Only the pictures should be dropped; every line of the data must come back exactly as written.

Stored dataset items
== Segment start ==

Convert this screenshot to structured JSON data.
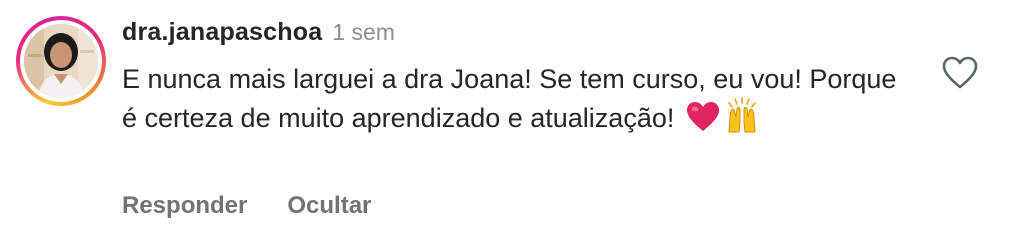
{
  "comment": {
    "username": "dra.janapaschoa",
    "timestamp": "1 sem",
    "text": "E nunca mais larguei a dra Joana! Se tem curso, eu vou! Porque é certeza de muito aprendizado e atualização!",
    "emojis": [
      "heart-icon",
      "raised-hands-icon"
    ],
    "actions": {
      "reply_label": "Responder",
      "hide_label": "Ocultar"
    }
  },
  "colors": {
    "text": "#262626",
    "muted": "#8e8e8e",
    "action": "#737373",
    "heart": "#e0245e",
    "like_outline": "#5c6670"
  }
}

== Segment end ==

- ANSWER FOR THIS EXERCISE
Convert this screenshot to structured JSON data.
{
  "comment": {
    "username": "dra.janapaschoa",
    "timestamp": "1 sem",
    "text": "E nunca mais larguei a dra Joana! Se tem curso, eu vou! Porque é certeza de muito aprendizado e atualização!",
    "emojis": [
      "heart-icon",
      "raised-hands-icon"
    ],
    "actions": {
      "reply_label": "Responder",
      "hide_label": "Ocultar"
    }
  },
  "colors": {
    "text": "#262626",
    "muted": "#8e8e8e",
    "action": "#737373",
    "heart": "#e0245e",
    "like_outline": "#5c6670"
  }
}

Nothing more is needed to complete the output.